■ **Input data**:

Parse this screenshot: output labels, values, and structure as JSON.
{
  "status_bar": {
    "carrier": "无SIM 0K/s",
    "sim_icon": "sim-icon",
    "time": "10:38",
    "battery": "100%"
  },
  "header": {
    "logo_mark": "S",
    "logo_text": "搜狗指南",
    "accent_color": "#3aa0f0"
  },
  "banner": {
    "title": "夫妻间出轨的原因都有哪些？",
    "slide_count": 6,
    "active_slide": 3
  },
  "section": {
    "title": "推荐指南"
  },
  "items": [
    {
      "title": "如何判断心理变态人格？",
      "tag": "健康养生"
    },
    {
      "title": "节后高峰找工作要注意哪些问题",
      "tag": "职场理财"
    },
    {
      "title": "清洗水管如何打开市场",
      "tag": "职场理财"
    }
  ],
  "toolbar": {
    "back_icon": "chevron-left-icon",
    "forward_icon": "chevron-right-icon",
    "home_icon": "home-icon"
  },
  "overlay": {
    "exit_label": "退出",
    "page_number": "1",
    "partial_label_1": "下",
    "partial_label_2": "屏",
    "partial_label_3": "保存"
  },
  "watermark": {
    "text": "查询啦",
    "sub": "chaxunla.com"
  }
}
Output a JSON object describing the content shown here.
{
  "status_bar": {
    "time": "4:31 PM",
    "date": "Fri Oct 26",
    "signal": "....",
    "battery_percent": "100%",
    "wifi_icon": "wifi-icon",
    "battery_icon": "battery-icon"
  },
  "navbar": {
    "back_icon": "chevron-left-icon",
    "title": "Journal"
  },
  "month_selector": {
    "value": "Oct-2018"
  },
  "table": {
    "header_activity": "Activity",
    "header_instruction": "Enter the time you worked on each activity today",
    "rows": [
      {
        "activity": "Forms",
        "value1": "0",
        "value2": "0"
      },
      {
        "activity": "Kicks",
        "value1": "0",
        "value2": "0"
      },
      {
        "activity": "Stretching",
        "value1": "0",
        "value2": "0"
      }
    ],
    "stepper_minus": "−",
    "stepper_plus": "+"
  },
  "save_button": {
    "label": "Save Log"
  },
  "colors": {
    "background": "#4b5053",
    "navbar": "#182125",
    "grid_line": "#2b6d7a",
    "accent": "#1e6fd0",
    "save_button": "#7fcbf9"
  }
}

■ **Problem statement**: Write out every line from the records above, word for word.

■ **Solution to this exercise**:
Parse this screenshot: output labels, values, and structure as JSON.
{
  "status_bar": {
    "carrier": "无SIM 0K/s",
    "sim_icon": "sim-icon",
    "time": "10:38",
    "battery": "100%"
  },
  "header": {
    "logo_mark": "S",
    "logo_text": "搜狗指南",
    "accent_color": "#3aa0f0"
  },
  "banner": {
    "title": "夫妻间出轨的原因都有哪些？",
    "slide_count": 6,
    "active_slide": 3
  },
  "section": {
    "title": "推荐指南"
  },
  "items": [
    {
      "title": "如何判断心理变态人格？",
      "tag": "健康养生"
    },
    {
      "title": "节后高峰找工作要注意哪些问题",
      "tag": "职场理财"
    },
    {
      "title": "清洗水管如何打开市场",
      "tag": "职场理财"
    }
  ],
  "toolbar": {
    "back_icon": "chevron-left-icon",
    "forward_icon": "chevron-right-icon",
    "home_icon": "home-icon"
  },
  "overlay": {
    "exit_label": "退出",
    "page_number": "1",
    "partial_label_1": "下",
    "partial_label_2": "屏",
    "partial_label_3": "保存"
  },
  "watermark": {
    "text": "查询啦",
    "sub": "chaxunla.com"
  }
}
Output a JSON object describing the content shown here.
{
  "status_bar": {
    "time": "4:31 PM",
    "date": "Fri Oct 26",
    "signal": "....",
    "battery_percent": "100%",
    "wifi_icon": "wifi-icon",
    "battery_icon": "battery-icon"
  },
  "navbar": {
    "back_icon": "chevron-left-icon",
    "title": "Journal"
  },
  "month_selector": {
    "value": "Oct-2018"
  },
  "table": {
    "header_activity": "Activity",
    "header_instruction": "Enter the time you worked on each activity today",
    "rows": [
      {
        "activity": "Forms",
        "value1": "0",
        "value2": "0"
      },
      {
        "activity": "Kicks",
        "value1": "0",
        "value2": "0"
      },
      {
        "activity": "Stretching",
        "value1": "0",
        "value2": "0"
      }
    ],
    "stepper_minus": "−",
    "stepper_plus": "+"
  },
  "save_button": {
    "label": "Save Log"
  },
  "colors": {
    "background": "#4b5053",
    "navbar": "#182125",
    "grid_line": "#2b6d7a",
    "accent": "#1e6fd0",
    "save_button": "#7fcbf9"
  }
}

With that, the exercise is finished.